There was a huge outburst of emotion this past weekend as the jury in the George Zimmerman case handed down its verdict of “Not Guilty”, absolving Mr. Zimmerman of any responsibility for the death of Trayvon Martin, an unarmed teenager. While I’m sure that there are some people who favored the verdict, the bulk of the reaction seems to be outrage that the man who admitted killing Trayvon, though, he argued, in self defense, was not being held accountable for it. How, so many have wondered, is it possible that an unarmed young man was killed, and no one is legally responsible?
It is tempting, but difficult, to try to put ourselves in the place of the jury. In our system, if there is any room for reasonable doubt in a case like this, then the jury is required to acquit the defendant. In this case, the jurors who listened to the testimony and the presentation of the cases must have concluded that there was some room for doubt, and did what the law requires them to do in such a case.
This trial demonstrates the limits of law. Most of the time, I think, the law and the legal system that embodies it works the way it is supposed to work, accurately holding people who have committed crimes responsible for what they have done. It is nevertheless true, however, that in the history of our jurisprudence, many innocent people have been wrongly convicted, and if that is true, then it stands to reason that a number of guilty people have gone free. Human systems are never perfect, and the legal system is no exception.
This past Sunday, in many churches, the story of the Good Samaritan was the Gospel reading for the day. It is a story, as one preacher pointed out, that tends to invite our immediate judgment on the people who crossed the street so as to avoid encountering, and having to deal with, the man who had been left beaten on the side of the road by unknown robbers. Naturally, we wonder how they could have been so heartless. As that same preacher also pointed out, however, there is another question that the story should invite but which we often don’t consider.

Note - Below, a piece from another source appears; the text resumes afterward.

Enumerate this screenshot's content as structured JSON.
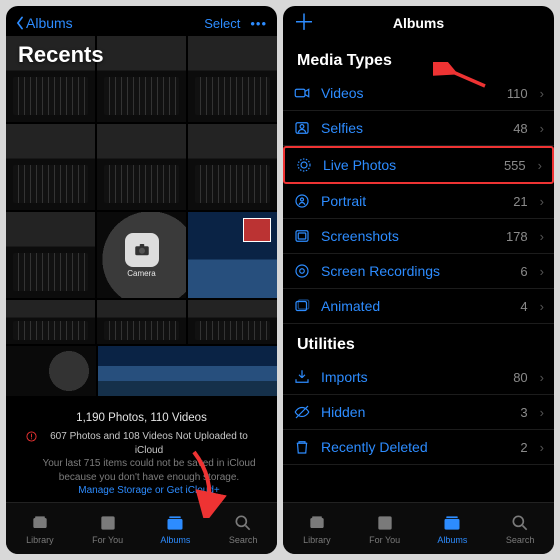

And that is this: how is it that the robbers were able to attack the man in the first place? What sort of people are these, who would do such a thing? And what sort of a society produces such people?

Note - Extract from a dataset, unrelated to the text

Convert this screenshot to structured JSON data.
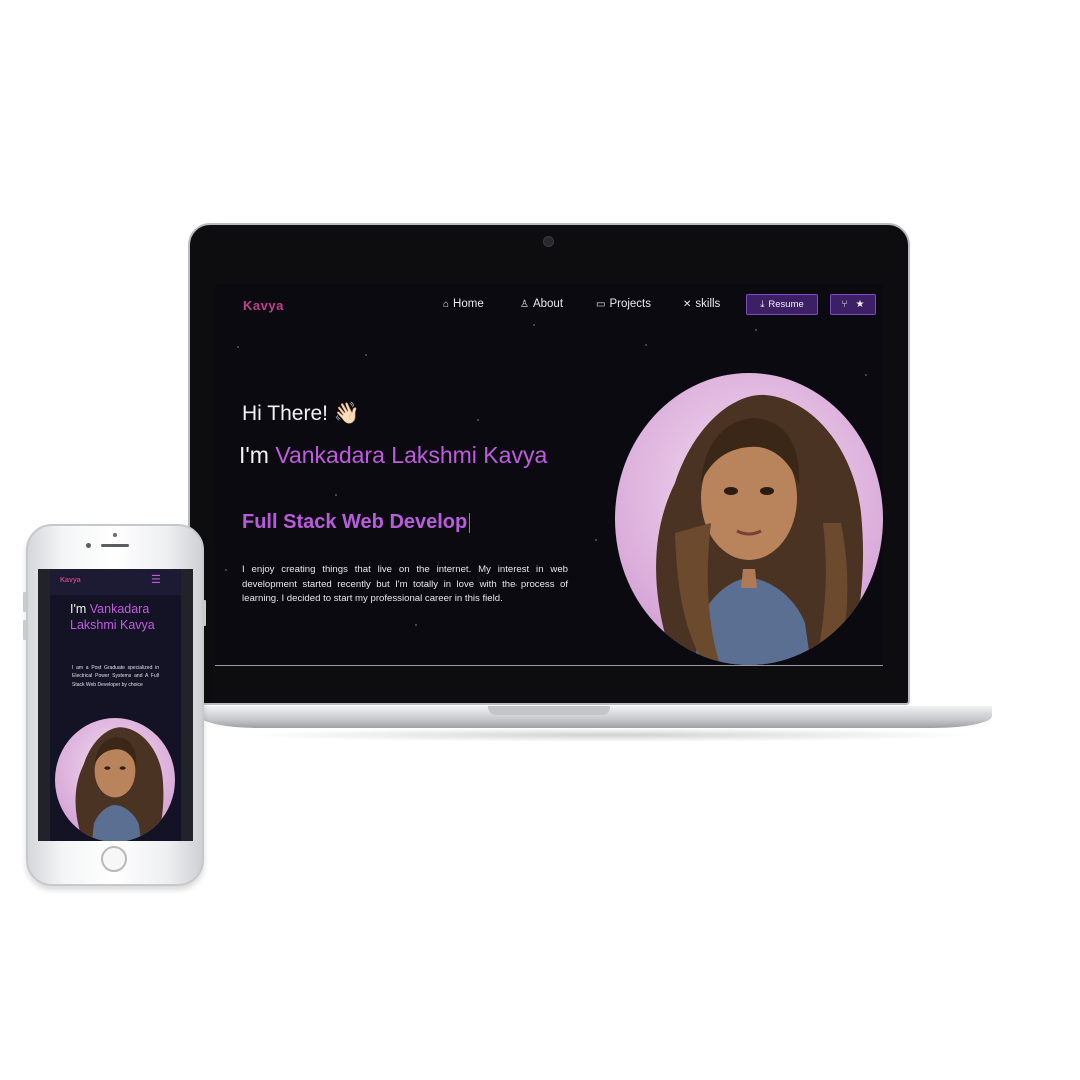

The natural reaction of probably most people in this country, and even around the world, to the verdict in George Zimmerman’s trial is to wonder how the jury could possibly have taken the role of those in the Good Samaritan story who crossed the street. How could this jury have passed the body of Trayvon Martin and not held his killer responsible? For me, however, the more important question has nothing to do with the jury, but with the incident that brought that jury together. How is it that we have a society in which an unarmed teenager can get shot by an armed citizen on his way home? What is it in Mr. Zimmerman’s life that allows him to become so overwhelmed by fear of another, much younger human being that he feels justified to kill that person? And, if Trayvon Martin had not been black, would events have unfolded differently that night?
Last week, I wrote about the Paula Deen controversy, and I suggested that what we tended to miss in our response to that controversy was the opportunity it provided to us to search our own hearts and souls. The Zimmerman verdict — a far more serious matter — provides us with the same opportunity to search not only ourselves, but the heart and soul of our society, as well, and to ask if this is the kind of world we want to live in? Is this the sort of society we want? This case asks us hard questions about violence and racism in our culture, and how we deal with them — or don’t.
In the New Testament, there is a lot of discussion about law, particularly in the letters of St. Paul. There, the discussion is about the Jewish law and the way it was interpreted and practiced centuries ago. In meditating on that law, St. Paul observes how limited the law is as a device. It shows us where we fall short, but it does not empower us to create real and lasting change. That sort of empowerment depends on grace, that is, it depends on a genuine movement of the human spirit as that spirit is embraced, touched, and led by the Holy Spirit. In short, law can only take us so far. Where law fails, a genuine human-divine movement is required.
In the Zimmerman case, law has failed. Whether it failed systemically, or whether it failed simply because the prosecution’s case was not sufficiently strong, will be debated for a long time to come. But our outrage at that failure needs to move beyond a focus on the jurors or the legal process to the hard questions that the death of Trayvon Martin raises in the first place. What we need now is a genuine movement that seeks to get at the roots of violence and race relations in this country, a movement that recognizes that — regardless of legal outcomes — it is never okay for someone to end up dead on his way home. Trayvon Martin is dead, George Zimmerman’s soul has been damaged, and neither is okay. The law will not save us from future incidents like this. We must choose to walk a different path as a people and a nation.